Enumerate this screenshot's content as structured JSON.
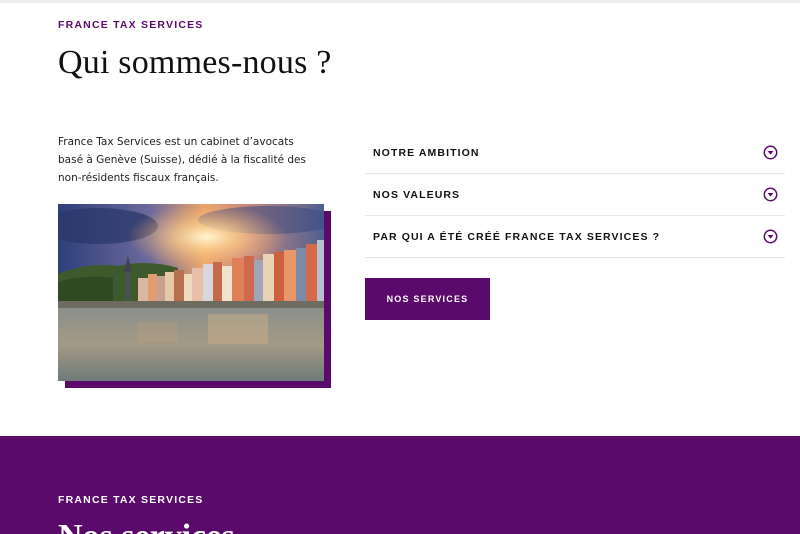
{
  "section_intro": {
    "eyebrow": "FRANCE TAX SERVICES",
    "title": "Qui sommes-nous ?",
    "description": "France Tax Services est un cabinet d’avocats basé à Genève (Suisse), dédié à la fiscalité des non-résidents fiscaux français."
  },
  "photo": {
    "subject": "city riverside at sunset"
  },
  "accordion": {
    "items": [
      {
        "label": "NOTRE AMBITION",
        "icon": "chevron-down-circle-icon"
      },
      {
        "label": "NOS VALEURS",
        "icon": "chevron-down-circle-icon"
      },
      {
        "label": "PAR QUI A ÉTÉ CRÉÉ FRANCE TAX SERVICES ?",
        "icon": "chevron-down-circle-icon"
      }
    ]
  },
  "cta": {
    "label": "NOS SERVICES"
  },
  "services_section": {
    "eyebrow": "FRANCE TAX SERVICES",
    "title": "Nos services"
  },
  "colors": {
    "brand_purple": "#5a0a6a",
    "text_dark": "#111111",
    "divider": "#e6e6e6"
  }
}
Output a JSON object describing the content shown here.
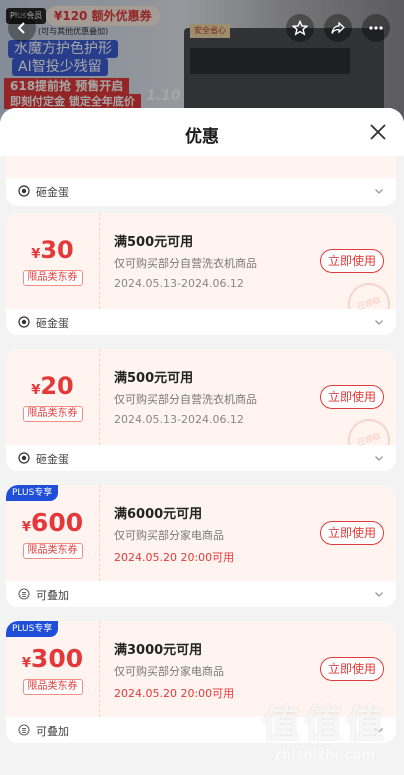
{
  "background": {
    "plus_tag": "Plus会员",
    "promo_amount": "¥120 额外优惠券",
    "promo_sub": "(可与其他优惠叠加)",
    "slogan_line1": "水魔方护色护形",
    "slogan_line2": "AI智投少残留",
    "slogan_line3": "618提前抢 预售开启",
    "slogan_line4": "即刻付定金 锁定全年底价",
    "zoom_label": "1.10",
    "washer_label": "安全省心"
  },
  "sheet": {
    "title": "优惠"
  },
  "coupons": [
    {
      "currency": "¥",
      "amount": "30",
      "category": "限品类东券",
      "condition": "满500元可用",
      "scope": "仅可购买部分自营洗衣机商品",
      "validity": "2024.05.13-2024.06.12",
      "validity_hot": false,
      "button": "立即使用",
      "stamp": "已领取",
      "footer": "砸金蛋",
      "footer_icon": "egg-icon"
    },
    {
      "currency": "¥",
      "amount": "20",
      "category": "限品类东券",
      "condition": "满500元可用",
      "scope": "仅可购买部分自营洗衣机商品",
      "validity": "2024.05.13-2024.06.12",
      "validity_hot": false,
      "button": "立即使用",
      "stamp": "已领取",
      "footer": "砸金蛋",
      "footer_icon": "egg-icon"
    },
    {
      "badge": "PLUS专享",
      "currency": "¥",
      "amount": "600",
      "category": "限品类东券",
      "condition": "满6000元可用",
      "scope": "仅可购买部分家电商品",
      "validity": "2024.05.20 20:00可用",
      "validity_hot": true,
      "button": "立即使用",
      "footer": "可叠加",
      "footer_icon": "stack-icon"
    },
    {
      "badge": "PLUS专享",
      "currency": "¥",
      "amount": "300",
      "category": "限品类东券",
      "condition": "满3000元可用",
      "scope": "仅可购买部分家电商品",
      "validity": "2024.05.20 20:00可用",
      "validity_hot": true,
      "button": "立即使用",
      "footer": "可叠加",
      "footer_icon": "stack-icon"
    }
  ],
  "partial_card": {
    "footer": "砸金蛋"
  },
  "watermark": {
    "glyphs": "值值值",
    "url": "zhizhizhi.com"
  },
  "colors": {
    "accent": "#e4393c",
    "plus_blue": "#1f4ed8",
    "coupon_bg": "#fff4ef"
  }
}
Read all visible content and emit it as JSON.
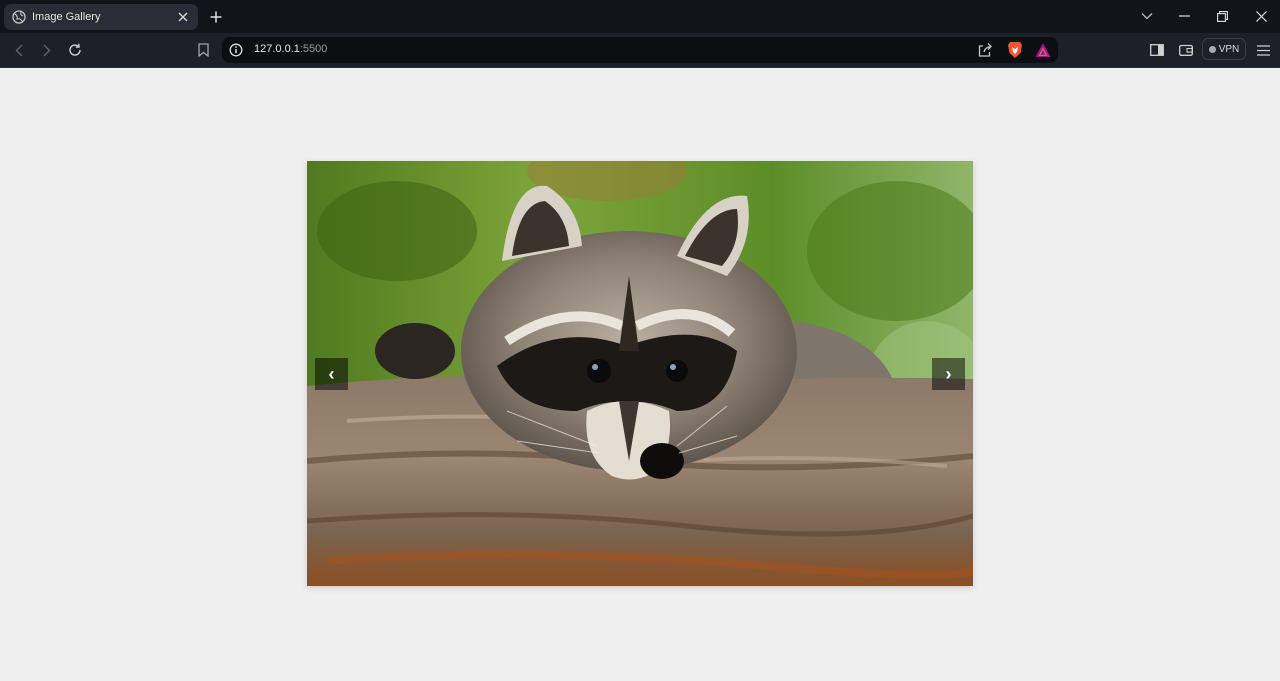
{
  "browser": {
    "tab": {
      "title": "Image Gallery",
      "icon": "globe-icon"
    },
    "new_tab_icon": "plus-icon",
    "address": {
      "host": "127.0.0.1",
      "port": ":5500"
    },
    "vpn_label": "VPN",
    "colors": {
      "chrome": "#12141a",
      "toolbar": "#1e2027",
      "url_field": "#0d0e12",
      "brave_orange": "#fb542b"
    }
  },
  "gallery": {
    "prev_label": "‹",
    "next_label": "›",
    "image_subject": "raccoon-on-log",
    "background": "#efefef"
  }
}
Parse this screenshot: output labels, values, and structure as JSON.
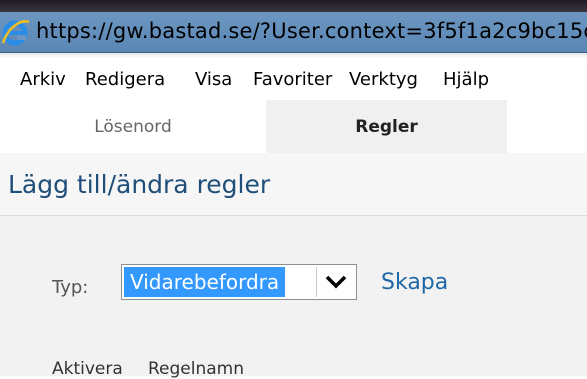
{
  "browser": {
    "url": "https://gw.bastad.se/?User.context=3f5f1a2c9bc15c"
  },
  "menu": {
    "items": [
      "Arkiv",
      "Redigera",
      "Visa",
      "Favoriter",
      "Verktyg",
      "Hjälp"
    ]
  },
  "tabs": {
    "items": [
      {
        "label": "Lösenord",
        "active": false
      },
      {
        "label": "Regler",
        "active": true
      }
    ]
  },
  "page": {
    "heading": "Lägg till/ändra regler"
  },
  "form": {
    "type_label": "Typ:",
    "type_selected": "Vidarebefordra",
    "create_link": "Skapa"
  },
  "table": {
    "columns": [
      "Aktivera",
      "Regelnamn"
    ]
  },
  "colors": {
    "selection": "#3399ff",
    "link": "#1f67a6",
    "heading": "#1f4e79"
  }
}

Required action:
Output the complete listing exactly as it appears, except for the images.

Completed exercise:
Enumerate this screenshot's content as structured JSON.
{
  "section_intro": {
    "eyebrow": "FRANCE TAX SERVICES",
    "title": "Qui sommes-nous ?",
    "description": "France Tax Services est un cabinet d’avocats basé à Genève (Suisse), dédié à la fiscalité des non-résidents fiscaux français."
  },
  "photo": {
    "subject": "city riverside at sunset"
  },
  "accordion": {
    "items": [
      {
        "label": "NOTRE AMBITION",
        "icon": "chevron-down-circle-icon"
      },
      {
        "label": "NOS VALEURS",
        "icon": "chevron-down-circle-icon"
      },
      {
        "label": "PAR QUI A ÉTÉ CRÉÉ FRANCE TAX SERVICES ?",
        "icon": "chevron-down-circle-icon"
      }
    ]
  },
  "cta": {
    "label": "NOS SERVICES"
  },
  "services_section": {
    "eyebrow": "FRANCE TAX SERVICES",
    "title": "Nos services"
  },
  "colors": {
    "brand_purple": "#5a0a6a",
    "text_dark": "#111111",
    "divider": "#e6e6e6"
  }
}
Output a JSON object describing the content shown here.
{
  "background": {
    "plus_tag": "Plus会员",
    "promo_amount": "¥120 额外优惠券",
    "promo_sub": "(可与其他优惠叠加)",
    "slogan_line1": "水魔方护色护形",
    "slogan_line2": "AI智投少残留",
    "slogan_line3": "618提前抢 预售开启",
    "slogan_line4": "即刻付定金 锁定全年底价",
    "zoom_label": "1.10",
    "washer_label": "安全省心"
  },
  "sheet": {
    "title": "优惠"
  },
  "coupons": [
    {
      "currency": "¥",
      "amount": "30",
      "category": "限品类东券",
      "condition": "满500元可用",
      "scope": "仅可购买部分自营洗衣机商品",
      "validity": "2024.05.13-2024.06.12",
      "validity_hot": false,
      "button": "立即使用",
      "stamp": "已领取",
      "footer": "砸金蛋",
      "footer_icon": "egg-icon"
    },
    {
      "currency": "¥",
      "amount": "20",
      "category": "限品类东券",
      "condition": "满500元可用",
      "scope": "仅可购买部分自营洗衣机商品",
      "validity": "2024.05.13-2024.06.12",
      "validity_hot": false,
      "button": "立即使用",
      "stamp": "已领取",
      "footer": "砸金蛋",
      "footer_icon": "egg-icon"
    },
    {
      "badge": "PLUS专享",
      "currency": "¥",
      "amount": "600",
      "category": "限品类东券",
      "condition": "满6000元可用",
      "scope": "仅可购买部分家电商品",
      "validity": "2024.05.20 20:00可用",
      "validity_hot": true,
      "button": "立即使用",
      "footer": "可叠加",
      "footer_icon": "stack-icon"
    },
    {
      "badge": "PLUS专享",
      "currency": "¥",
      "amount": "300",
      "category": "限品类东券",
      "condition": "满3000元可用",
      "scope": "仅可购买部分家电商品",
      "validity": "2024.05.20 20:00可用",
      "validity_hot": true,
      "button": "立即使用",
      "footer": "可叠加",
      "footer_icon": "stack-icon"
    }
  ],
  "partial_card": {
    "footer": "砸金蛋"
  },
  "watermark": {
    "glyphs": "值值值",
    "url": "zhizhizhi.com"
  },
  "colors": {
    "accent": "#e4393c",
    "plus_blue": "#1f4ed8",
    "coupon_bg": "#fff4ef"
  }
}
Read all visible content and emit it as JSON.
{
  "browser": {
    "tab": {
      "title": "Image Gallery",
      "icon": "globe-icon"
    },
    "new_tab_icon": "plus-icon",
    "address": {
      "host": "127.0.0.1",
      "port": ":5500"
    },
    "vpn_label": "VPN",
    "colors": {
      "chrome": "#12141a",
      "toolbar": "#1e2027",
      "url_field": "#0d0e12",
      "brave_orange": "#fb542b"
    }
  },
  "gallery": {
    "prev_label": "‹",
    "next_label": "›",
    "image_subject": "raccoon-on-log",
    "background": "#efefef"
  }
}
Parse this screenshot: output labels, values, and structure as JSON.
{
  "browser": {
    "url": "https://gw.bastad.se/?User.context=3f5f1a2c9bc15c"
  },
  "menu": {
    "items": [
      "Arkiv",
      "Redigera",
      "Visa",
      "Favoriter",
      "Verktyg",
      "Hjälp"
    ]
  },
  "tabs": {
    "items": [
      {
        "label": "Lösenord",
        "active": false
      },
      {
        "label": "Regler",
        "active": true
      }
    ]
  },
  "page": {
    "heading": "Lägg till/ändra regler"
  },
  "form": {
    "type_label": "Typ:",
    "type_selected": "Vidarebefordra",
    "create_link": "Skapa"
  },
  "table": {
    "columns": [
      "Aktivera",
      "Regelnamn"
    ]
  },
  "colors": {
    "selection": "#3399ff",
    "link": "#1f67a6",
    "heading": "#1f4e79"
  }
}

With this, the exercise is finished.